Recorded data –
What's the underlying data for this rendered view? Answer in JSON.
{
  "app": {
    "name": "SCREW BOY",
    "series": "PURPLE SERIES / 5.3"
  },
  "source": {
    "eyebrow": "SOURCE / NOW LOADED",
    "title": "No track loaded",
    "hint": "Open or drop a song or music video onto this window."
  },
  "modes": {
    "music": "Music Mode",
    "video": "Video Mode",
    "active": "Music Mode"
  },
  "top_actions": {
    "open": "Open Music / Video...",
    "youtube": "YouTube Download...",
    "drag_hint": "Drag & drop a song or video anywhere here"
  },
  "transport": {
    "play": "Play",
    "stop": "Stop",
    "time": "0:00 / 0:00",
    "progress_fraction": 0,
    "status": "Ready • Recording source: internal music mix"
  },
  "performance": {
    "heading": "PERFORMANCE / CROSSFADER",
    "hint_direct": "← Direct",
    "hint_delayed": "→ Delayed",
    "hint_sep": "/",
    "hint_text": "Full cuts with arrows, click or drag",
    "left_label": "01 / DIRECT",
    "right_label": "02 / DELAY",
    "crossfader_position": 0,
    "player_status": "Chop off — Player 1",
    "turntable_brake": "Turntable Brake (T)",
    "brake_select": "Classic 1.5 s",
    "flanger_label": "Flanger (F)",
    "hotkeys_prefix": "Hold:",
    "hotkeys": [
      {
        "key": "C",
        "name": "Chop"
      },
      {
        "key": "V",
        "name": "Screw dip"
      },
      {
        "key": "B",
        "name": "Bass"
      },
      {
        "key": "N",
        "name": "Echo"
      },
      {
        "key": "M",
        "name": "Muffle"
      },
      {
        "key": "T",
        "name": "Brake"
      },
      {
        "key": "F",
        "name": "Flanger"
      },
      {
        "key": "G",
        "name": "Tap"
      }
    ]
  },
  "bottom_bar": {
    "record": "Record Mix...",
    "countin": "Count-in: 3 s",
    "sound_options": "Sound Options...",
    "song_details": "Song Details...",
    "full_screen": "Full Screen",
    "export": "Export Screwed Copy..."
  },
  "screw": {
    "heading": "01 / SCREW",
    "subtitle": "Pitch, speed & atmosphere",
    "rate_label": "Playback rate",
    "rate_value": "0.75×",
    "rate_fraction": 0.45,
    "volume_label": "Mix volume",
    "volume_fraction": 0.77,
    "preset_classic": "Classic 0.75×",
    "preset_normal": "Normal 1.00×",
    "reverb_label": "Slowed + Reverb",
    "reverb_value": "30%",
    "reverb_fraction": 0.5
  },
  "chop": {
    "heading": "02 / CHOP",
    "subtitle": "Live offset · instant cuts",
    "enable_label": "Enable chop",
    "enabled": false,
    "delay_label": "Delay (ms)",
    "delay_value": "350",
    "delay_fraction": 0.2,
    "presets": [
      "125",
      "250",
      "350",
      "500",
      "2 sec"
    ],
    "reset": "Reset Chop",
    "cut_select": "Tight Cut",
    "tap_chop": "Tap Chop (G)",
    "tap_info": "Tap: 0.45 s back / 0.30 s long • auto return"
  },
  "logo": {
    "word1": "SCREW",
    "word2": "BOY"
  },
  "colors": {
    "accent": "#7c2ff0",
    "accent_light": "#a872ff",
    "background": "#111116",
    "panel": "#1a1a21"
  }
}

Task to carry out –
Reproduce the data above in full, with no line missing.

Answer for this exercise –
What's the underlying data for this rendered view? Answer in JSON.
{
  "app": {
    "name": "SCREW BOY",
    "series": "PURPLE SERIES / 5.3"
  },
  "source": {
    "eyebrow": "SOURCE / NOW LOADED",
    "title": "No track loaded",
    "hint": "Open or drop a song or music video onto this window."
  },
  "modes": {
    "music": "Music Mode",
    "video": "Video Mode",
    "active": "Music Mode"
  },
  "top_actions": {
    "open": "Open Music / Video...",
    "youtube": "YouTube Download...",
    "drag_hint": "Drag & drop a song or video anywhere here"
  },
  "transport": {
    "play": "Play",
    "stop": "Stop",
    "time": "0:00 / 0:00",
    "progress_fraction": 0,
    "status": "Ready • Recording source: internal music mix"
  },
  "performance": {
    "heading": "PERFORMANCE / CROSSFADER",
    "hint_direct": "← Direct",
    "hint_delayed": "→ Delayed",
    "hint_sep": "/",
    "hint_text": "Full cuts with arrows, click or drag",
    "left_label": "01 / DIRECT",
    "right_label": "02 / DELAY",
    "crossfader_position": 0,
    "player_status": "Chop off — Player 1",
    "turntable_brake": "Turntable Brake (T)",
    "brake_select": "Classic 1.5 s",
    "flanger_label": "Flanger (F)",
    "hotkeys_prefix": "Hold:",
    "hotkeys": [
      {
        "key": "C",
        "name": "Chop"
      },
      {
        "key": "V",
        "name": "Screw dip"
      },
      {
        "key": "B",
        "name": "Bass"
      },
      {
        "key": "N",
        "name": "Echo"
      },
      {
        "key": "M",
        "name": "Muffle"
      },
      {
        "key": "T",
        "name": "Brake"
      },
      {
        "key": "F",
        "name": "Flanger"
      },
      {
        "key": "G",
        "name": "Tap"
      }
    ]
  },
  "bottom_bar": {
    "record": "Record Mix...",
    "countin": "Count-in: 3 s",
    "sound_options": "Sound Options...",
    "song_details": "Song Details...",
    "full_screen": "Full Screen",
    "export": "Export Screwed Copy..."
  },
  "screw": {
    "heading": "01 / SCREW",
    "subtitle": "Pitch, speed & atmosphere",
    "rate_label": "Playback rate",
    "rate_value": "0.75×",
    "rate_fraction": 0.45,
    "volume_label": "Mix volume",
    "volume_fraction": 0.77,
    "preset_classic": "Classic 0.75×",
    "preset_normal": "Normal 1.00×",
    "reverb_label": "Slowed + Reverb",
    "reverb_value": "30%",
    "reverb_fraction": 0.5
  },
  "chop": {
    "heading": "02 / CHOP",
    "subtitle": "Live offset · instant cuts",
    "enable_label": "Enable chop",
    "enabled": false,
    "delay_label": "Delay (ms)",
    "delay_value": "350",
    "delay_fraction": 0.2,
    "presets": [
      "125",
      "250",
      "350",
      "500",
      "2 sec"
    ],
    "reset": "Reset Chop",
    "cut_select": "Tight Cut",
    "tap_chop": "Tap Chop (G)",
    "tap_info": "Tap: 0.45 s back / 0.30 s long • auto return"
  },
  "logo": {
    "word1": "SCREW",
    "word2": "BOY"
  },
  "colors": {
    "accent": "#7c2ff0",
    "accent_light": "#a872ff",
    "background": "#111116",
    "panel": "#1a1a21"
  }
}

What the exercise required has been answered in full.